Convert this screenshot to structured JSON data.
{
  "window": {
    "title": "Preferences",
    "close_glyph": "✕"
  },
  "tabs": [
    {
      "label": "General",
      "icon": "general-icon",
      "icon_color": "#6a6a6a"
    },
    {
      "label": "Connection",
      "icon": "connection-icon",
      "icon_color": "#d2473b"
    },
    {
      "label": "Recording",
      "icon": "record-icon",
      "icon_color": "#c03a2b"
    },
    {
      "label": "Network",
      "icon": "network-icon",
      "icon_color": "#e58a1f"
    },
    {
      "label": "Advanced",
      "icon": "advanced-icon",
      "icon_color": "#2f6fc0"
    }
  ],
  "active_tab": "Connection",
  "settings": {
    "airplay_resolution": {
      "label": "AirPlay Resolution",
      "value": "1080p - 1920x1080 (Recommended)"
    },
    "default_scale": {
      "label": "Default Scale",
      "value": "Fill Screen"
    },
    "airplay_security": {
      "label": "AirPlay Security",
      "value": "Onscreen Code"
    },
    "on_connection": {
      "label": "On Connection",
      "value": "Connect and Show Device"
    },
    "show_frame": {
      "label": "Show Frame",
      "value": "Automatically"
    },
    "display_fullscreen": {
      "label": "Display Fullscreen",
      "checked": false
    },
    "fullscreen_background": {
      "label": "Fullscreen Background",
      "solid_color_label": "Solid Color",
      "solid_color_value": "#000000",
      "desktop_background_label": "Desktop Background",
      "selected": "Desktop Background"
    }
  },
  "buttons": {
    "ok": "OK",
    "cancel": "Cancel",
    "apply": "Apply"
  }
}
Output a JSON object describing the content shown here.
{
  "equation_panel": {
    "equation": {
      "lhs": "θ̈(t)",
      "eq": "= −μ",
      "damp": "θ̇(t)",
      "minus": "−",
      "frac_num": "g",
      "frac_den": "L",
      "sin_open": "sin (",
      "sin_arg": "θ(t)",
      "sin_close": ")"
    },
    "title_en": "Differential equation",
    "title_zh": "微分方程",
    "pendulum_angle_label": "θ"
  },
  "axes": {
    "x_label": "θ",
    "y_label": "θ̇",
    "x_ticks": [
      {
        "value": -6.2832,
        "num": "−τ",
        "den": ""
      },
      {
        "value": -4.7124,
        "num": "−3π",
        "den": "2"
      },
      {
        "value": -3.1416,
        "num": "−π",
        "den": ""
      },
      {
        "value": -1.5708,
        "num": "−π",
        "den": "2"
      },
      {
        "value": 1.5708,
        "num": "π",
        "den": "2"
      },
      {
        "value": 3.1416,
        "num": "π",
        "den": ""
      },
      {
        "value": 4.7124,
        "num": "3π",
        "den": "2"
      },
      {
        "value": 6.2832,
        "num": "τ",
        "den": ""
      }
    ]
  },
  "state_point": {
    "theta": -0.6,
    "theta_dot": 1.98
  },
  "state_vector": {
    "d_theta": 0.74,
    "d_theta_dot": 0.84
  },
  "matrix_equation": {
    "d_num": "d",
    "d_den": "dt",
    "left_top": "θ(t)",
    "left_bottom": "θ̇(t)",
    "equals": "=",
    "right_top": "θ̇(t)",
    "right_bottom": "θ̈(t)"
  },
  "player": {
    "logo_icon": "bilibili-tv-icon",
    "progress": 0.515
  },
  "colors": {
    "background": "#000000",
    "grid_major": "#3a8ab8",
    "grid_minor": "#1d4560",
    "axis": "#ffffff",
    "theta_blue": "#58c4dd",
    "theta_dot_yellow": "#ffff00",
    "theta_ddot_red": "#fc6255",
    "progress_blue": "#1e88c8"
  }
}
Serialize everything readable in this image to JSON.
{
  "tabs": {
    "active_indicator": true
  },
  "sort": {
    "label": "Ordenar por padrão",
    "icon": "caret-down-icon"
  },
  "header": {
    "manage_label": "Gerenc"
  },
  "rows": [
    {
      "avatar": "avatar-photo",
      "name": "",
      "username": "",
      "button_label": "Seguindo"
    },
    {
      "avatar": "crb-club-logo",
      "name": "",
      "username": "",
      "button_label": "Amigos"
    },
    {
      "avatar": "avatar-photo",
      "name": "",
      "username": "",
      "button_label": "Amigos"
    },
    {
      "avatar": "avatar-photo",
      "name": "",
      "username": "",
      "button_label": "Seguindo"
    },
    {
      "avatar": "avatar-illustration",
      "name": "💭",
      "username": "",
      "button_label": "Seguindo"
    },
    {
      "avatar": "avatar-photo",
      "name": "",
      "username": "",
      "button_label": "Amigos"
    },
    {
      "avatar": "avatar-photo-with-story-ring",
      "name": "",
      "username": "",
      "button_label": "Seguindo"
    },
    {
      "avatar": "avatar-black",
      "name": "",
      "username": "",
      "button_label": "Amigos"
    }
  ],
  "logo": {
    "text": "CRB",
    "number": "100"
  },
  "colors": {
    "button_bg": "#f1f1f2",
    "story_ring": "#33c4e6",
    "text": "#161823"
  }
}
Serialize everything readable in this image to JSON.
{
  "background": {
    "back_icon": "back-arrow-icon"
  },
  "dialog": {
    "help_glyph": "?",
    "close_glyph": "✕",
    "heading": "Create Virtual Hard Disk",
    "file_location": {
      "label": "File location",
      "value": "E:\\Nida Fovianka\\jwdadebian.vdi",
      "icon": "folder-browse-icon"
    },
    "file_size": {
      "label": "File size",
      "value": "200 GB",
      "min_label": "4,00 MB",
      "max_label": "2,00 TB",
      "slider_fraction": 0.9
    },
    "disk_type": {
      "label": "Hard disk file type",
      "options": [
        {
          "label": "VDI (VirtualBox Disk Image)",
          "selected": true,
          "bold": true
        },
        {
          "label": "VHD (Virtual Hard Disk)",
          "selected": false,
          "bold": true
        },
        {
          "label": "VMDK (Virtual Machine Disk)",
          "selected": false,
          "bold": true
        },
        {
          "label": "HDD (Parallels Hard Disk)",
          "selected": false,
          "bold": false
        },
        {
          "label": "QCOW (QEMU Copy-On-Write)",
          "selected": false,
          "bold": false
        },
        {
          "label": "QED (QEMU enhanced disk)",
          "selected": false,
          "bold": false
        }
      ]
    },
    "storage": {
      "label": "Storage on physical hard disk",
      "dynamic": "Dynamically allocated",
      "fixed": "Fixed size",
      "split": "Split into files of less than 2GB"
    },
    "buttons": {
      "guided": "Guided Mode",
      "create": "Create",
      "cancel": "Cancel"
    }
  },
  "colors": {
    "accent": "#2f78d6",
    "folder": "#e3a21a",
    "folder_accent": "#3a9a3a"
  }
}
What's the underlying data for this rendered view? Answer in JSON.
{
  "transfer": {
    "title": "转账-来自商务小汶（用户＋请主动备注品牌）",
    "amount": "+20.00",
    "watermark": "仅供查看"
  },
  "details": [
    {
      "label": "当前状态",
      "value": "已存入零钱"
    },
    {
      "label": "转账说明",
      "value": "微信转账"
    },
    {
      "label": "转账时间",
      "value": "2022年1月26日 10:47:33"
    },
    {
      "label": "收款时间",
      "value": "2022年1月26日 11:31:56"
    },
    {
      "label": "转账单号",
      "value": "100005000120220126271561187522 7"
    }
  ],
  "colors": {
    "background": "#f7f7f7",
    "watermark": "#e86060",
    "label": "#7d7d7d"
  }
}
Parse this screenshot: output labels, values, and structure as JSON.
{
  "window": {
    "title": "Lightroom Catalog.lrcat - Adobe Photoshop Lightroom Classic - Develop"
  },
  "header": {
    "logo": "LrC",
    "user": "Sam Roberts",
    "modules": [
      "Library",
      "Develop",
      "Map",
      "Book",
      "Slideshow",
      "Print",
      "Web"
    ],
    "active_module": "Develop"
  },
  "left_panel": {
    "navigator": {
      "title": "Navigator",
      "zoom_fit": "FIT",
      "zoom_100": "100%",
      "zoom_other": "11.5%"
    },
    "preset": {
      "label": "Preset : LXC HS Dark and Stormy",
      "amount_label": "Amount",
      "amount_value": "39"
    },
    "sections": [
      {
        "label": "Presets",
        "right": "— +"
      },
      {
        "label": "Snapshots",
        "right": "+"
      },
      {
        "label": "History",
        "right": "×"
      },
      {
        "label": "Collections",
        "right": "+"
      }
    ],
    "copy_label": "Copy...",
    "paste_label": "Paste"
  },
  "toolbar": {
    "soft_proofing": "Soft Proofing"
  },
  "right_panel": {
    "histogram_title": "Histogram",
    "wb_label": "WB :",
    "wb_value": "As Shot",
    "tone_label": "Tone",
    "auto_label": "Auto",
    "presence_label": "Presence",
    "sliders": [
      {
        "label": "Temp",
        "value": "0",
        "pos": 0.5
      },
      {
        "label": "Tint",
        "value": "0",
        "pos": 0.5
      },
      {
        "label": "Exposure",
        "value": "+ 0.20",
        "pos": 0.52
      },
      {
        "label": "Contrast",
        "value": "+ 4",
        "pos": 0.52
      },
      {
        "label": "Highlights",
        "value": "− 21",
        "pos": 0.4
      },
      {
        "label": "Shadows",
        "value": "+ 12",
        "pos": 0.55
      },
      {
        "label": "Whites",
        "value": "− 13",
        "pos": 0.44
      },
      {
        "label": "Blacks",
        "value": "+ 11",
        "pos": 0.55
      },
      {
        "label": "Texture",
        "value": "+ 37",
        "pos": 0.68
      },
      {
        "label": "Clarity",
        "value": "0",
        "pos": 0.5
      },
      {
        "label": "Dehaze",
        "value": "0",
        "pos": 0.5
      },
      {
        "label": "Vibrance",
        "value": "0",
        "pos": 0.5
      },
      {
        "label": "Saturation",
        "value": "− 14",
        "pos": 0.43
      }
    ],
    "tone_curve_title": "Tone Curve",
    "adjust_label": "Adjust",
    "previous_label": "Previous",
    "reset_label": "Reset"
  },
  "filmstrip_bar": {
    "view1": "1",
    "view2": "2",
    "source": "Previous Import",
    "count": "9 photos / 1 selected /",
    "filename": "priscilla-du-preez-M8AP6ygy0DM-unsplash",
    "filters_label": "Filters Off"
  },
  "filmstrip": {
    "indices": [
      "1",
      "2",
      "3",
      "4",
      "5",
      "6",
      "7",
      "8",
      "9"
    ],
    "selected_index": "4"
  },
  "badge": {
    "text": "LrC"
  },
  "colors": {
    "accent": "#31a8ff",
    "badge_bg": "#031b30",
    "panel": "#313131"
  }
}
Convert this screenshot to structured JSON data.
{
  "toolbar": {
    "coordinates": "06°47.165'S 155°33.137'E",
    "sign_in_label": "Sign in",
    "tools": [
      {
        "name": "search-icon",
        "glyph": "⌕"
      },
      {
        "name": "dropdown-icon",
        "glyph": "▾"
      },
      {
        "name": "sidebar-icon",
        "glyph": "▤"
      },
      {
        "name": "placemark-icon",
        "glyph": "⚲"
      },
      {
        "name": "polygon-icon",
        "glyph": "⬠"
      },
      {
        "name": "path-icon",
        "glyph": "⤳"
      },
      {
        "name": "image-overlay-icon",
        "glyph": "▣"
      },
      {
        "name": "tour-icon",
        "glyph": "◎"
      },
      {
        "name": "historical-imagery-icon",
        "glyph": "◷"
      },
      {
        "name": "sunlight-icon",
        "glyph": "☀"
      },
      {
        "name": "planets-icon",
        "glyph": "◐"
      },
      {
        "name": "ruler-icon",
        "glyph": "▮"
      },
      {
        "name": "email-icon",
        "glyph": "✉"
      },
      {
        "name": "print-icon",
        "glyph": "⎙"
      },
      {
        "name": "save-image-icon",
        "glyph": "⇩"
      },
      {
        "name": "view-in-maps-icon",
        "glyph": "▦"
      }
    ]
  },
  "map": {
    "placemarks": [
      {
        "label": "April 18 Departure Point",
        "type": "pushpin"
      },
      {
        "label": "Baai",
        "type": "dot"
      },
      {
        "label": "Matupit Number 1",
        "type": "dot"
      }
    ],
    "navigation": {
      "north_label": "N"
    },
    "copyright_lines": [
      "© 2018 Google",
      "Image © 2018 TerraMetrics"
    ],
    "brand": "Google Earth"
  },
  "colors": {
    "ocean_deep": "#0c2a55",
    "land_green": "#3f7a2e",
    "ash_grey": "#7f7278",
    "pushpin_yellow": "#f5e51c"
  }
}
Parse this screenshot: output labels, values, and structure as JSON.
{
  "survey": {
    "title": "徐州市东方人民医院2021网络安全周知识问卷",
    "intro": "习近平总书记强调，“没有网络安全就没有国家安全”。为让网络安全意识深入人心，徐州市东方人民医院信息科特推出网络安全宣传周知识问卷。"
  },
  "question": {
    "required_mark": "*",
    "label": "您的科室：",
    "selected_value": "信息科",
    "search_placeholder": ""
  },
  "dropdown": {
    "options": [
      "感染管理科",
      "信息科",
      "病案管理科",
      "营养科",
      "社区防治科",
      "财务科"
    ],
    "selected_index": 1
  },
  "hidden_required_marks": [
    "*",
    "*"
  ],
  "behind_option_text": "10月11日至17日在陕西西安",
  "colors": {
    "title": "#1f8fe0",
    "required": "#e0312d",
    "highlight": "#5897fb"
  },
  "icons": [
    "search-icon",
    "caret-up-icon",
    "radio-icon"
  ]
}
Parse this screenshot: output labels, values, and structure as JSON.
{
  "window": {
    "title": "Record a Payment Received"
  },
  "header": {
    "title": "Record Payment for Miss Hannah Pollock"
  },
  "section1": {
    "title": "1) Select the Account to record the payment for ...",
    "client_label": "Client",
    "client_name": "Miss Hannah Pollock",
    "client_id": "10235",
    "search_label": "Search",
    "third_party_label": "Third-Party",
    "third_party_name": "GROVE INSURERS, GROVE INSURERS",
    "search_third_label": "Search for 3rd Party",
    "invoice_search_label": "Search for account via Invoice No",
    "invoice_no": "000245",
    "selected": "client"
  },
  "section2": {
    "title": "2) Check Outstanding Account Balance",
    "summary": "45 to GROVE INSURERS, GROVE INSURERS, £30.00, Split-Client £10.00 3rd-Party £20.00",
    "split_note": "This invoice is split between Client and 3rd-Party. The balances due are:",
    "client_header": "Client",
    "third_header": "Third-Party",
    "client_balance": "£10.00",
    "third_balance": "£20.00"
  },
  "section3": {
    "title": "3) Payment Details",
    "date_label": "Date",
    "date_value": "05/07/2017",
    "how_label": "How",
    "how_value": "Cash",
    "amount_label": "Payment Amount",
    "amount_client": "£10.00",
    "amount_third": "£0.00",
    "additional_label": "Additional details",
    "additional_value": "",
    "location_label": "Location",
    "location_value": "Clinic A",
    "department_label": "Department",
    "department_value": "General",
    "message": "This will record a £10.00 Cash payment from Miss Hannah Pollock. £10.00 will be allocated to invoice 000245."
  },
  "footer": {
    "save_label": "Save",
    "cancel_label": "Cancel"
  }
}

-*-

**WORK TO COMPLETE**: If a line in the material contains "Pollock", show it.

**ANSWER TO THE PROBLEM**:
    "title": "Record Payment for Miss Hannah Pollock"
    "client_name": "Miss Hannah Pollock",
    "message": "This will record a £10.00 Cash payment from Miss Hannah Pollock. £10.00 will be allocated to invoice 000245."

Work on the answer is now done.